Task directions
Find every line in the data that contains the word "inactive". Return each of those lines.

Items from a data source
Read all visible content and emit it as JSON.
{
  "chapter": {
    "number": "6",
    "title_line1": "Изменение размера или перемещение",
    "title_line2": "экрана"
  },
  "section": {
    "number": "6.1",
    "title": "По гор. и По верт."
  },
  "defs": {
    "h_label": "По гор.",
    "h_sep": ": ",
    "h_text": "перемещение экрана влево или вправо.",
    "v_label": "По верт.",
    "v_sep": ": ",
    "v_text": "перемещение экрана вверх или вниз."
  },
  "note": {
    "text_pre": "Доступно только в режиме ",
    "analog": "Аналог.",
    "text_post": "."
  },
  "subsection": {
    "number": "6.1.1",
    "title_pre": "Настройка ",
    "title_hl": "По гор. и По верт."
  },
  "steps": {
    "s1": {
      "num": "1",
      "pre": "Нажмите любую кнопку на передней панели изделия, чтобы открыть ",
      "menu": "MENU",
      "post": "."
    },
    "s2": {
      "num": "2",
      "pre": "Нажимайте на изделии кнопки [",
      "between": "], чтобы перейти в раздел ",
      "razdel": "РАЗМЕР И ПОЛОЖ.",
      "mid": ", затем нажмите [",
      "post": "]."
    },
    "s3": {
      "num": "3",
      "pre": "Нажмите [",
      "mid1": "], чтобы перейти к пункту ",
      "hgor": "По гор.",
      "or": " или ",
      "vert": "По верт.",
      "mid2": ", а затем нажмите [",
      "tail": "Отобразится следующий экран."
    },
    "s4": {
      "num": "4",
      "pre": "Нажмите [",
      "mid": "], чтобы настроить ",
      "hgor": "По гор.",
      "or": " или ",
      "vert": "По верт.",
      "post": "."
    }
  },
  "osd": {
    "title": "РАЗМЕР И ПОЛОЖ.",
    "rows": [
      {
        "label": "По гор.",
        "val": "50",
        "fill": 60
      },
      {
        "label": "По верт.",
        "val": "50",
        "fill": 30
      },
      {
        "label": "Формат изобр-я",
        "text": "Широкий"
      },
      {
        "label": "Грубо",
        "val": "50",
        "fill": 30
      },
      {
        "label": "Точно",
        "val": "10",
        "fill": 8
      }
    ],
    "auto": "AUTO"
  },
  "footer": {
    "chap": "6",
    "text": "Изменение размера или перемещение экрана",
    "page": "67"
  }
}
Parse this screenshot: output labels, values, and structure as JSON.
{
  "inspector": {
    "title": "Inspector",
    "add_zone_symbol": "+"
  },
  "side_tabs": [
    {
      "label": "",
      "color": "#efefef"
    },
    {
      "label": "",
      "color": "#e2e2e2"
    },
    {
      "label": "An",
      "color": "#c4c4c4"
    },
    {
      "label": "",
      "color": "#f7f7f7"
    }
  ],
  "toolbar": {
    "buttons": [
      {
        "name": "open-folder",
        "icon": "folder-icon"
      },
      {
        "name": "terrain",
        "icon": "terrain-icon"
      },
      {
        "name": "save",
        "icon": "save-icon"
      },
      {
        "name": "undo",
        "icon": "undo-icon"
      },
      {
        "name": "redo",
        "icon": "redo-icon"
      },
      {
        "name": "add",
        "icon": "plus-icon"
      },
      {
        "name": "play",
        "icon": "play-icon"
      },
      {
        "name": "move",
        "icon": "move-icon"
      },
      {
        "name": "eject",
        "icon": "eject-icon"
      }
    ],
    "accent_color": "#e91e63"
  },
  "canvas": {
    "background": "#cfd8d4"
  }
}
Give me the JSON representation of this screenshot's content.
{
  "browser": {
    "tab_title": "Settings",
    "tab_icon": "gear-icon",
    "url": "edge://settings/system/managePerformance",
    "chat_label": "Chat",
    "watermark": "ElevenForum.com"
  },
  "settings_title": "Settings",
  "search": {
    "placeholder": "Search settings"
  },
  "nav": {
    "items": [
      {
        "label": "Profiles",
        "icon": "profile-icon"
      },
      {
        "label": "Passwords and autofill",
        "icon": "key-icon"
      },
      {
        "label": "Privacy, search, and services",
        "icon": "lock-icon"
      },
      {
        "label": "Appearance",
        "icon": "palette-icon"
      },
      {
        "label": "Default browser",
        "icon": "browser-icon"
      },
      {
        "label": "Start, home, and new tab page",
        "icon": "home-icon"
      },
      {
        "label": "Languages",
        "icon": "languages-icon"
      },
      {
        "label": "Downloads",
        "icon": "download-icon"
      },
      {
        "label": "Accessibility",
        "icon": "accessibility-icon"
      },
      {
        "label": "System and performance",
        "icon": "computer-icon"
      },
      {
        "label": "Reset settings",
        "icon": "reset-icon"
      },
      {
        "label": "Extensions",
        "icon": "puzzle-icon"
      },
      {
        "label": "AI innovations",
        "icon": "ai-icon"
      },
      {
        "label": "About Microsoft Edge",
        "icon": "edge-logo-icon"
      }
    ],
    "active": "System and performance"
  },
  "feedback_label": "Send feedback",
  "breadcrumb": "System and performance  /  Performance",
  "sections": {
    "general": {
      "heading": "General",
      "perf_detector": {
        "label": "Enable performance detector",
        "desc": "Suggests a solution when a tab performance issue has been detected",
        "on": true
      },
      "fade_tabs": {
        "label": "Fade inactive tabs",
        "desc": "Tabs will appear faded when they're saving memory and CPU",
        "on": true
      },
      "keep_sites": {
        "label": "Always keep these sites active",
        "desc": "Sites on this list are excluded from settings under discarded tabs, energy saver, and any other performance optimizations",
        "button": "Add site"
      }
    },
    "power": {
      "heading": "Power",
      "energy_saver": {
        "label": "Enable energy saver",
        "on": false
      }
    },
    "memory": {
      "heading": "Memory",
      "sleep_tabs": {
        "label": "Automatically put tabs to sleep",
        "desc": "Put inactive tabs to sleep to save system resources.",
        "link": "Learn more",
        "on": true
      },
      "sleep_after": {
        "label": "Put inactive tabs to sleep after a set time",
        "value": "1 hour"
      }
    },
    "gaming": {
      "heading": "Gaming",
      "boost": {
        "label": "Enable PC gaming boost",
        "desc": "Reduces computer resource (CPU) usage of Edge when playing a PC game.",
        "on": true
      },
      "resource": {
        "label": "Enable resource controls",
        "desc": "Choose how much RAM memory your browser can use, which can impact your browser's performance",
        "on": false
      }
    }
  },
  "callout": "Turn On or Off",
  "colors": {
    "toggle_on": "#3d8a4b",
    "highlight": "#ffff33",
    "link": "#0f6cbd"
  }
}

Answer
        "label": "Fade inactive tabs",
        "desc": "Put inactive tabs to sleep to save system resources.",
        "label": "Put inactive tabs to sleep after a set time",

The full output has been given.